Those are huge increases, particularly for the mom-and-pop owners of the small shops and restaurants who count on minimum-wage workers to staff their businesses. But South Korea is facing bigger challenges that are working against Moon’s efforts. For instance, the nation’s shipbuilders and automakers are in cyclical downturns and are unlikely to produce more of their high-wage jobs until demand for their products turns up again. More importantly, China, South Korea’s largest trading partner, is in its third year of relatively slow growth of below 7 percent, diminishing its ability to push up the South Korean economy.
During his work with Ahn in 2012, Jang correctly diagnosed that South Korea needed to make structural changes in its economy. He focused on the country’s growth potential, a figure that sagged for South Korea earlier than it had for other wealthy countries. Jang argued the country for too long relied on its major conglomerates, or chaebol, and state-led projects to drive growth. “People still think, ‘If Samsung does it, it will be OK. If Hyundai will do it, it will be OK,’” he said. “But that is no longer the case.”

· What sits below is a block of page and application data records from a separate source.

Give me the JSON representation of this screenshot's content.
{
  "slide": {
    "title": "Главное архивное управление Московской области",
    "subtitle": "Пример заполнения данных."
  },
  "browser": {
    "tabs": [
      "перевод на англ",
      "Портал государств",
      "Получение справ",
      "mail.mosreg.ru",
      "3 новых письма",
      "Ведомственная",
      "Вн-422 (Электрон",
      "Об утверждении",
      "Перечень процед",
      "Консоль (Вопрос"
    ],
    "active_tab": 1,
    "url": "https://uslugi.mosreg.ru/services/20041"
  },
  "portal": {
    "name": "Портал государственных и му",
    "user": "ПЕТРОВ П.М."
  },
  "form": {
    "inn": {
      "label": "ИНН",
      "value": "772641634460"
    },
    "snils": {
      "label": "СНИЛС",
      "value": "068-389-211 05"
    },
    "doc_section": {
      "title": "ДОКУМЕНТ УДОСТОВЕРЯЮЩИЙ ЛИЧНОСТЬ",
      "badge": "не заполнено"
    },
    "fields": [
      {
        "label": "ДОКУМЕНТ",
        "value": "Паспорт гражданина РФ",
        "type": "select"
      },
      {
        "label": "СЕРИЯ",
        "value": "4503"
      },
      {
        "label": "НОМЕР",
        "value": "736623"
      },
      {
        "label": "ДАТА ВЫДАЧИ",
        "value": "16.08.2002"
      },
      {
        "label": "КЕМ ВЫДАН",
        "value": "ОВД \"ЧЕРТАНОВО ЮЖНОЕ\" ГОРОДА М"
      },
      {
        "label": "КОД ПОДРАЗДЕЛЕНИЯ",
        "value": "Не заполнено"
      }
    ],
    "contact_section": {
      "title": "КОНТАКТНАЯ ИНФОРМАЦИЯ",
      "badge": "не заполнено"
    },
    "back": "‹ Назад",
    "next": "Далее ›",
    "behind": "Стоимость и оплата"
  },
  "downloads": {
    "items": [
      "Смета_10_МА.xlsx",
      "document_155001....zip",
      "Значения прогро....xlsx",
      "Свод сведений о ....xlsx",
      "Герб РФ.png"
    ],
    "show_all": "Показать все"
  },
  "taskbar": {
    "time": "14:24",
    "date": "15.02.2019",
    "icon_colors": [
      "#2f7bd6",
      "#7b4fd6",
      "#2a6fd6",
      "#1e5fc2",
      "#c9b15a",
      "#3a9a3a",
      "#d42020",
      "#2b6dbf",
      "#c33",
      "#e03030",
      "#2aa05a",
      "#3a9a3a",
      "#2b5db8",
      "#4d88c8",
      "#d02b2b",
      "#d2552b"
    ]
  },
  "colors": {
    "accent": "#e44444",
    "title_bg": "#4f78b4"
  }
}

Jang bemoaned the fact that most of his students had a narrow ambition to work for a chaebol company. He said that the government will have to level the playing field so that small and midsize companies can compete with the capabilities of bigger Korean firms to bring innovations to the market. And he said cultural attitudes will also have to shift so that Koreans recognize successful careers can be had outside of the chaebol and government employers. In all, he was talking about creating equality of opportunity. “We want to make an environment where the newcomer, a new challenger, can succeed,” he said back then.
After one dismal economic report last month, Jang emerged to speak to the Blue House press corps and asked South Koreans to be patient, saying Moon’s “income-led” policy needs more time to have an effect. He then echoed some of his 2012 themes. “The Moon administration is seeking a paradigm shift in managing the economy, for the first time in decades,” Jang said.
How long will South Koreans give Jang and the rest of Moon’s economic team to make that shift? Another year seems likely. Moon remains personally popular, the North Korea outreach, even if it goes slowly, continues to be a positive for him and, for now, the slump in jobs growth has not translated into a broader slowdown. South Korea’s overall economic growth is expected to be around 2.9 percent this year, the same as Park’s average over her four years in office. Moon is cranking up government spending, which may have a stimulative effect. He has proposed a 9.7 percent increase for 2019 after a 7.1 percent increase at the start of this year plus some supplemental spending in May.
Moon’s team still needs to do more to tackle structural problems, including the relatively low productivity of the nation’s workforce and the impediments faced by women, younger and older workers, and immigrants to finding a job. Too many people remain on the margins of the Korean workforce. But employers are reluctant to put them to work when the cost of employing them is rising by government order rather than market conditions.
Evan Ramstad is a nonresident senior associate with the CSIS Office of the Korea Chair. He has served as one of the leading analysts of the economic and business scene in Korea. A journalist since 1987, he is currently deputy business editor on the business news desk of the Minneapolis Star Tribune. Before that, he was chief Korea correspondent for the Wall Street Journal from 2006 to 2013. He holds a B.A. in political science and journalism from Trinity University in San Antonio, Texas.